- [Task] Wherever a line below holds the word "more", copy that line.

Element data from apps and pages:
== == ==
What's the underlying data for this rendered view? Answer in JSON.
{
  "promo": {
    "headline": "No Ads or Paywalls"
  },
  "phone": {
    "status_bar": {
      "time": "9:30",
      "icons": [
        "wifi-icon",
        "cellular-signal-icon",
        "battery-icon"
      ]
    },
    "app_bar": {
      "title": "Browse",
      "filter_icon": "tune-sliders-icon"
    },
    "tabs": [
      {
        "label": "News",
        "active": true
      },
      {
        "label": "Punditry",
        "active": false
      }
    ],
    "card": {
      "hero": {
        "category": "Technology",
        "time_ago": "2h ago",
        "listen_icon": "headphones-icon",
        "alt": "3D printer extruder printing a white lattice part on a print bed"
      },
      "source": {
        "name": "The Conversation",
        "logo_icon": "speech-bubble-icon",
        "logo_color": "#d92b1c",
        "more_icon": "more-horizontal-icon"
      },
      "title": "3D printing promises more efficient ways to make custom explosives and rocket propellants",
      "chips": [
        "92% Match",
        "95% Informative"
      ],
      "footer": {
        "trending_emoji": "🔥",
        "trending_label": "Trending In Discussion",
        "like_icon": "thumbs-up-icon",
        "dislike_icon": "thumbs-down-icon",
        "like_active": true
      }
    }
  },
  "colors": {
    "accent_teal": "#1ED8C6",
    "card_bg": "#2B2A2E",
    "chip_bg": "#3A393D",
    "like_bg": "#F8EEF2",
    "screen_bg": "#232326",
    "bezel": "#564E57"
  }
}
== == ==
- [Result for this exercise]
        "more_icon": "more-horizontal-icon"
      "title": "3D printing promises more efficient ways to make custom explosives and rocket propellants",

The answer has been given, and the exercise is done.